Instructions to follow:
Each record below has to be printed verbatim.

--- Data for this task Enclosed Below ---

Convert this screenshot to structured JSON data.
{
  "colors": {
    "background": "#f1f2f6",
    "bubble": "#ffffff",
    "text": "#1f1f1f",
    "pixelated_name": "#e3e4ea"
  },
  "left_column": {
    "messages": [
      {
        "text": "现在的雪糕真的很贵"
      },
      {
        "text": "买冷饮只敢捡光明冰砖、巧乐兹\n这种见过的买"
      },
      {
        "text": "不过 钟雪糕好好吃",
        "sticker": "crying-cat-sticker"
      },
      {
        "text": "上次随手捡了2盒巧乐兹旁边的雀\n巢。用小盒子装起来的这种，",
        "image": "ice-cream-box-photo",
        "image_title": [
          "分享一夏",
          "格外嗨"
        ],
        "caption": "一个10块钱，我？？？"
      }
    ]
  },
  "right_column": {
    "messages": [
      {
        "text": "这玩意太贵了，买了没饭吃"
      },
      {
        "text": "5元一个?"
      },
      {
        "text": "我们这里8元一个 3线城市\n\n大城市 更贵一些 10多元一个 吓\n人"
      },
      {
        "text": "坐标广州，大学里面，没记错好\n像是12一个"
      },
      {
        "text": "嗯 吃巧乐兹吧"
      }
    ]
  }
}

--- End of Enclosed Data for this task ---

Result for this task:
Convert this screenshot to structured JSON data.
{
  "colors": {
    "background": "#f1f2f6",
    "bubble": "#ffffff",
    "text": "#1f1f1f",
    "pixelated_name": "#e3e4ea"
  },
  "left_column": {
    "messages": [
      {
        "text": "现在的雪糕真的很贵"
      },
      {
        "text": "买冷饮只敢捡光明冰砖、巧乐兹\n这种见过的买"
      },
      {
        "text": "不过 钟雪糕好好吃",
        "sticker": "crying-cat-sticker"
      },
      {
        "text": "上次随手捡了2盒巧乐兹旁边的雀\n巢。用小盒子装起来的这种，",
        "image": "ice-cream-box-photo",
        "image_title": [
          "分享一夏",
          "格外嗨"
        ],
        "caption": "一个10块钱，我？？？"
      }
    ]
  },
  "right_column": {
    "messages": [
      {
        "text": "这玩意太贵了，买了没饭吃"
      },
      {
        "text": "5元一个?"
      },
      {
        "text": "我们这里8元一个 3线城市\n\n大城市 更贵一些 10多元一个 吓\n人"
      },
      {
        "text": "坐标广州，大学里面，没记错好\n像是12一个"
      },
      {
        "text": "嗯 吃巧乐兹吧"
      }
    ]
  }
}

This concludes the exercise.